Olympic overload

By Christopher Harper

For years, like many other Americans, I enjoyed the thrill of victory and the agony of defeat at the Olympics.

This year, like many other Americans, I have made it a point NOT to watch any of the Olympics.

Although politics has played a role in many Olympics, particularly the Cold War competition between the United States and the Soviet Union, the antics of this year’s athletes have been over the top.

At its opening match with Sweden, the U.S. women’s soccer team knelt in protest. Not only was I happy the team lost to Sweden but ultimately got knocked off its perch by losing to Canada. I hope Subway passes on Megan Rapinoe in its next round of commercials.

American shot-putter Raven Saunders stepped off the podium during the medal ceremony, lifted her arms above her head, and formed an “X’ with her wrists.

“It’s the intersection of where all people who are oppressed meet,” she said when asked what her protest meant. It’s a rather mediocre protest when you have to explain the meaning!

Moments after Saunders’s protest, American fencer Race Imboden had a circled “X” written on his hand as he went to the podium at a different venue after the U.S. men’s foil team earned a bronze medal. That protest came after his teammates wore pink masks to embarrass a colleague accused of sexual harassment. The teammate hasn’t been formally charged and was cleared by authorities to compete in the Olympics.

I guess the notion of innocent until proven guilty doesn’t have any meaning when you’re planning protests!

I marvel at the abilities of athletes and how they do something few can. I couldn’t care less about what they think about the state of the world unless they have some overarching knowledge of international and national events.

These political statements turn me off, and it’s readily apparent that others think the same as I do. People aren’t tuning out because of time differences and multiple delivery platforms. People are turning out because Olympians should be proud to represent the United States—not preach to others about political matters they know little about.

I hope that Olympic ruling body stands by its intention to punish those who protest. But that’s likely to generate yet another protest. It’s best to convince NBC, which is likely to lose a lot of money from the poor viewership, that few people really care about the Olympics, particularly because of the growing number of protests.

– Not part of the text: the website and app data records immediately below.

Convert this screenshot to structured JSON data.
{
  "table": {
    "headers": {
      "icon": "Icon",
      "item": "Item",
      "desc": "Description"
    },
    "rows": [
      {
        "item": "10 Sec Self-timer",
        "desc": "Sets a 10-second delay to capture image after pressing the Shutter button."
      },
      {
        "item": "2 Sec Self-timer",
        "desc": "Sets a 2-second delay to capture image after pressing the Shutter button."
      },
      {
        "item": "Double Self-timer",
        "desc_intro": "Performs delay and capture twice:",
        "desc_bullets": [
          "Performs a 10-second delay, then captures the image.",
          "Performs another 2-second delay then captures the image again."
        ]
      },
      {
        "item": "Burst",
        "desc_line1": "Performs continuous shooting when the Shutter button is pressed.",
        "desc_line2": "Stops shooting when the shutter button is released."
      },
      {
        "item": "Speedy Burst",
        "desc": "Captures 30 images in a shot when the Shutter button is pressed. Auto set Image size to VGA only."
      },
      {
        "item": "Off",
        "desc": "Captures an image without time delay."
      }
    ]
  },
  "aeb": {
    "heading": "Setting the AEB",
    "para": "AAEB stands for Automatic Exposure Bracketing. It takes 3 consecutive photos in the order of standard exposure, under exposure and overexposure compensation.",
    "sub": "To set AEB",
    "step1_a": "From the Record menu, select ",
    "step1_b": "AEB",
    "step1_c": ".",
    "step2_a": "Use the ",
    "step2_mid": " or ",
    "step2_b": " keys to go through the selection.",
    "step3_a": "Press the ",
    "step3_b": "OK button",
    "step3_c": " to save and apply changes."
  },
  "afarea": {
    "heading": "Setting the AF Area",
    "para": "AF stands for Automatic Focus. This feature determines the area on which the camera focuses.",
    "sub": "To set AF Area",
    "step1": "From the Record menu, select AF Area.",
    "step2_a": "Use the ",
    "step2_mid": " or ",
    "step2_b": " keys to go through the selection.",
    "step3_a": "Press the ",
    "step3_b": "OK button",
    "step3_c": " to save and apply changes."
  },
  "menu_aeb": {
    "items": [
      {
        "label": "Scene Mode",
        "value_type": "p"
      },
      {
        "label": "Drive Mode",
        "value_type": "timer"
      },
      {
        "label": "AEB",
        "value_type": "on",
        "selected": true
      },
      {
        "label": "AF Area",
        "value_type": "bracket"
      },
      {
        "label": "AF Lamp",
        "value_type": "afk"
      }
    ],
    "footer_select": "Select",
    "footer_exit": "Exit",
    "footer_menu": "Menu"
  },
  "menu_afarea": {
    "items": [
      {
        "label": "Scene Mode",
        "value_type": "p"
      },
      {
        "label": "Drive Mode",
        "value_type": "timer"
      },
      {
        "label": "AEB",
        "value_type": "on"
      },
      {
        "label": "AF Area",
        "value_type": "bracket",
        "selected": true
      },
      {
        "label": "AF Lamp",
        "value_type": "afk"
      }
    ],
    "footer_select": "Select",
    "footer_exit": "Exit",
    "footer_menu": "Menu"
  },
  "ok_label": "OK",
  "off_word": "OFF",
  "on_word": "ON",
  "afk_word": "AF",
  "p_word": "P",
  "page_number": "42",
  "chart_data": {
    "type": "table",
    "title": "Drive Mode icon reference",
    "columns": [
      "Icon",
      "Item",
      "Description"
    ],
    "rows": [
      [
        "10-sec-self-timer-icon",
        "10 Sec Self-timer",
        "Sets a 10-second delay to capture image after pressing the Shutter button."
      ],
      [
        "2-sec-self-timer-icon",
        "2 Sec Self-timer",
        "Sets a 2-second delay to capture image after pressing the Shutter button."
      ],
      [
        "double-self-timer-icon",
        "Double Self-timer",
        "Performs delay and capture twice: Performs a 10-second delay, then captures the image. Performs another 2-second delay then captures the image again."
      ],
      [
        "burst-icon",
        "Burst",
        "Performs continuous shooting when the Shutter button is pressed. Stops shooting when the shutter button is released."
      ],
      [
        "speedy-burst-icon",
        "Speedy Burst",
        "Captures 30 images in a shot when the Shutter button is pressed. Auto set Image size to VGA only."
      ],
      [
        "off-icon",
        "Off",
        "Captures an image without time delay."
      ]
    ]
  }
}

One thought on “Olympic overload

  1. I’d like to say that I am boycotting the Olympics because of all the woke anti-american stuff, but it is mostly because I have just lost interest. It’s been a gradual process over the last decade. The woke anti-American stuff is just the exclamation point at the end of the sentence.

Leave a Reply